Fortunately for those yet to discover the sterling quality of Manny's music, an Internet search did turn up the fact that much of it is available in a digital format.
A few years ago, Gambit Records, a European-based reissuer of many classic Jazz recordings, put out one of his classic compositions on a CD entitled Manny Albam: The Blues is Everybody’s Business.”
The title refers to Manny’s four-part suite which was issued as a Coral LP in 1957.
We came across the CD recently and it contained the following overview of the early years of Manny’s career and some background on the suite.
You may want to plan on spending a bit of time on the JazzProfiles blog today as we have a treat in store for you in the form of audio tracks of all four movements from Manny Albam: The Blues is Everybody’s Business” which you locate at the end of this piece.
“During a career that spanned seven decades, composer and arranger Manny Albam collaborated with a who's who of jazz greats including Count Basie, Dizzy Gillespie, and Stan Getz.
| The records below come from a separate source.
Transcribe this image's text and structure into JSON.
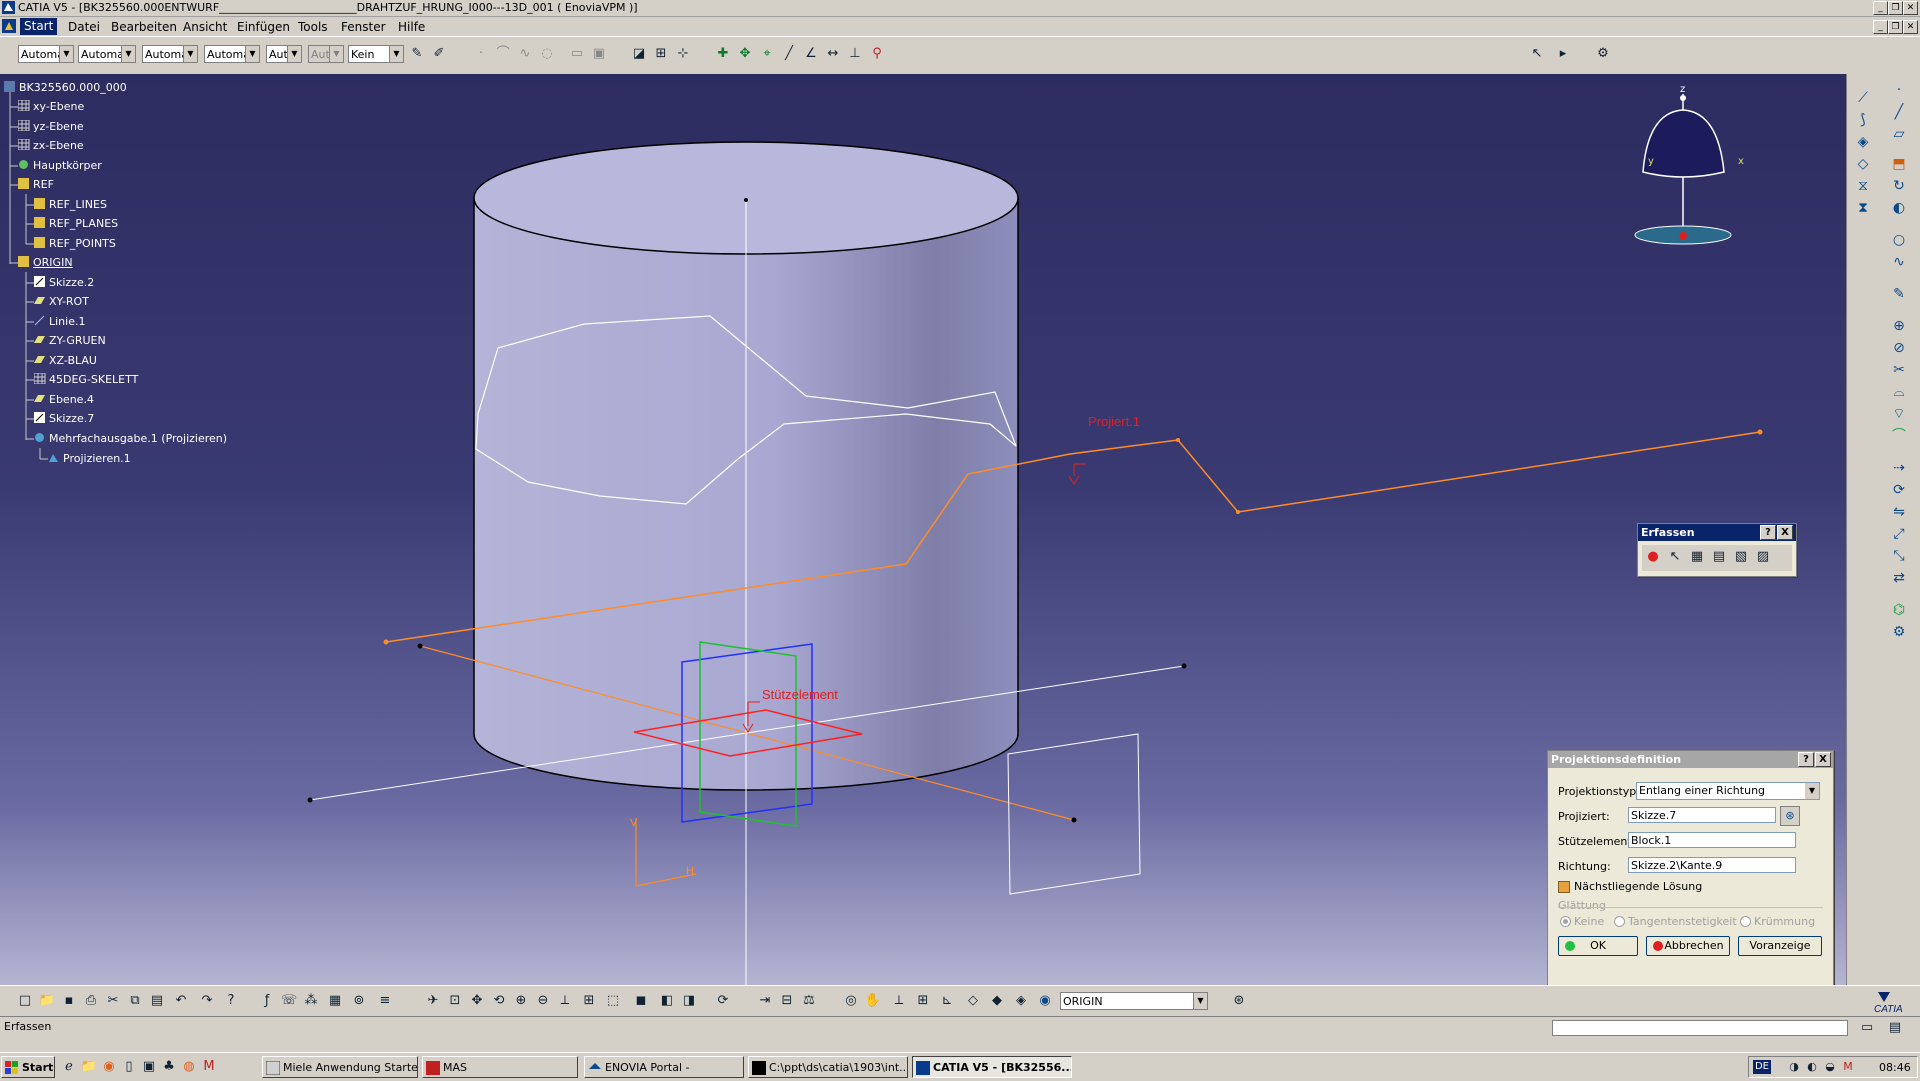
{
  "window": {
    "title": "CATIA V5 - [BK325560.000ENTWURF_________________________DRAHTZUF_HRUNG_I000---13D_001 ( EnoviaVPM )]"
  },
  "menu": [
    "Start",
    "Datei",
    "Bearbeiten",
    "Ansicht",
    "Einfügen",
    "Tools",
    "Fenster",
    "Hilfe"
  ],
  "toolbar_top": {
    "combos": [
      "Automa",
      "Automa",
      "Automa",
      "Automa",
      "Aut",
      "Aut",
      "Kein"
    ]
  },
  "tree": [
    {
      "label": "BK325560.000_000",
      "selected": false
    },
    {
      "label": "xy-Ebene",
      "selected": false
    },
    {
      "label": "yz-Ebene",
      "selected": false
    },
    {
      "label": "zx-Ebene",
      "selected": false
    },
    {
      "label": "Hauptkörper",
      "selected": false
    },
    {
      "label": "REF",
      "selected": false
    },
    {
      "label": "REF_LINES",
      "selected": false
    },
    {
      "label": "REF_PLANES",
      "selected": false
    },
    {
      "label": "REF_POINTS",
      "selected": false
    },
    {
      "label": "ORIGIN",
      "selected": false
    },
    {
      "label": "Skizze.2",
      "selected": true
    },
    {
      "label": "XY-ROT",
      "selected": false
    },
    {
      "label": "Linie.1",
      "selected": false
    },
    {
      "label": "ZY-GRUEN",
      "selected": false
    },
    {
      "label": "XZ-BLAU",
      "selected": false
    },
    {
      "label": "45DEG-SKELETT",
      "selected": false
    },
    {
      "label": "Ebene.4",
      "selected": false
    },
    {
      "label": "Skizze.7",
      "selected": true
    },
    {
      "label": "Mehrfachausgabe.1 (Projizieren)",
      "selected": false
    },
    {
      "label": "Projizieren.1",
      "selected": false
    }
  ],
  "viewport_labels": {
    "projected": "Projiert.1",
    "support": "Stützelement",
    "axis_v": "V",
    "axis_h": "H"
  },
  "compass": {
    "z": "z",
    "y": "y",
    "x": "x"
  },
  "erfassen": {
    "title": "Erfassen",
    "help": "?",
    "close": "X"
  },
  "proj_dialog": {
    "title": "Projektionsdefinition",
    "help": "?",
    "close": "X",
    "type_label": "Projektionstyp:",
    "type_value": "Entlang einer Richtung",
    "projected_label": "Projiziert:",
    "projected_value": "Skizze.7",
    "support_label": "Stützelement:",
    "support_value": "Block.1",
    "direction_label": "Richtung:",
    "direction_value": "Skizze.2\\Kante.9",
    "nearest_label": "Nächstliegende Lösung",
    "nearest_checked": true,
    "smoothing_label": "Glättung",
    "smooth_none": "Keine",
    "smooth_tangent": "Tangentenstetigkeit",
    "smooth_curvature": "Krümmung",
    "smooth_selected": "Keine",
    "ok": "OK",
    "cancel": "Abbrechen",
    "preview": "Voranzeige"
  },
  "bottom_toolbar": {
    "origin_combo": "ORIGIN"
  },
  "status": {
    "text": "Erfassen"
  },
  "logo": "CATIA",
  "taskbar": {
    "start": "Start",
    "tasks": [
      {
        "label": "Miele Anwendung Starter",
        "active": false
      },
      {
        "label": "MAS",
        "active": false
      },
      {
        "label": "ENOVIA Portal -",
        "active": false
      },
      {
        "label": "C:\\ppt\\ds\\catia\\1903\\int...",
        "active": false
      },
      {
        "label": "CATIA V5 - [BK32556...",
        "active": true
      }
    ],
    "lang": "DE",
    "clock": "08:46"
  },
  "colors": {
    "accent_selected": "#ff8a00",
    "projection_line": "#ff8c28",
    "label_red": "#e02020"
  }
}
He also developed successive generations of new talent as co-founder and musical director of the
BMI Jazz Composers Workshop.
Albam was born
24, 1922. His
parents were en route from their native to their new home in Russia , and his mother went into labor while
their ship was outside of the New York City Dominican Republic . port of Samana
At the age of seven Albam discovered jazz after hearing a Bix Beiderbecke record, and soon after began playing the alto saxophone; at 16 he dropped out of school following an invitation to join Muggsy Spanier's Dixieland combo, and later played with Georgie Auld, an experience that also afforded Albam his first shot at arranging under the tutelage of band mate Budd Johnson. Albam next gigged behind Charlie Barnet, from there signing on with Charlie Spivak. During his two years with Spivak, his arranging skills flourished, and he generated an average of two arrangements per week.
After serving in the U.S. Army during World War II, Albam returned to the Barnet stable, and as his interest in writing and arranging grew, he effectively retired from performing in 1950, a decision that coincided with the last gasps of the big band era.
Albam quickly emerged as a sought-after freelancer, composing and arranging material for many of the bop era's brightest talents. His tight, brisk arrangements favored subtlety over flash, while his writing exhibited a wry sense of humor. Albam eventually signed to headline his own LPs for labels including Mercury, RCA Victor, and Dot, bringing together musicians including Phil Woods, Al Cohn, and Bob Brookmeyer for acclaimed easy listening efforts including The Blues Is Everybody's Business and The Drum Suite.
His 1957 jazz arrangement of Leonard Bernstein's score to West Side Story so impressed Bernstein that the maestro invited Albam to write for the New York Philharmonic. The offer prompted Albam to study classical composition under Tibor Serly, later yielding such works as the luminous "Concerto for Trombone and Strings." Albam also wrote for feature films, television, and even advertising jingles, and in 1964 signed on as musical director for Sonny Lester's fledgling
label, which two years later issued his jazz
suite The Soul of the City. Solid State
By that time Albam was increasingly channeling his energies into teaching, however. After stints with the Eastman School of Music, Glassboro State College, and the Manhattan School of Music, in 1988 he co-founded the
BMI Jazz Composers Workshop, assuming the
title of musical director from Brookmeyer three years later. Albam died of
cancer on October 2, 2001.
Written during the summer of 1957, Manny Albam's ambitious jazz suite The Blues Is Everybody's Business attempts to tell a story in instrumental form. It represents a visit to the fictional Bluestown, with first trumpeter Nick Travis and later Ernie Royal serving as the musical guides. Art Farmer's Harmon-muted trumpet serves as the alter ego to Travis (heard with a cup mute), while Phil Woods' exuberant alto sax and Bob Brookmeyer's sassy valve trombone stand out as the most impressive soloists on the album. The list of all-stars assembled for this project is considerable, also including Al Cohn, Gene Quill, Milt Hinton, and Eddie Costa, to name just a few. In the two middle movements strings are added to augment the orchestra, though Albam's intelligent score keep them from bogging down the music. Nat Hentoff s detailed liner notes are an added bonus. Though this type of composition may have fallen out of fashion, fans of progressive big bands should look for this long out of print Coral LP, as the music is still worth hearing.”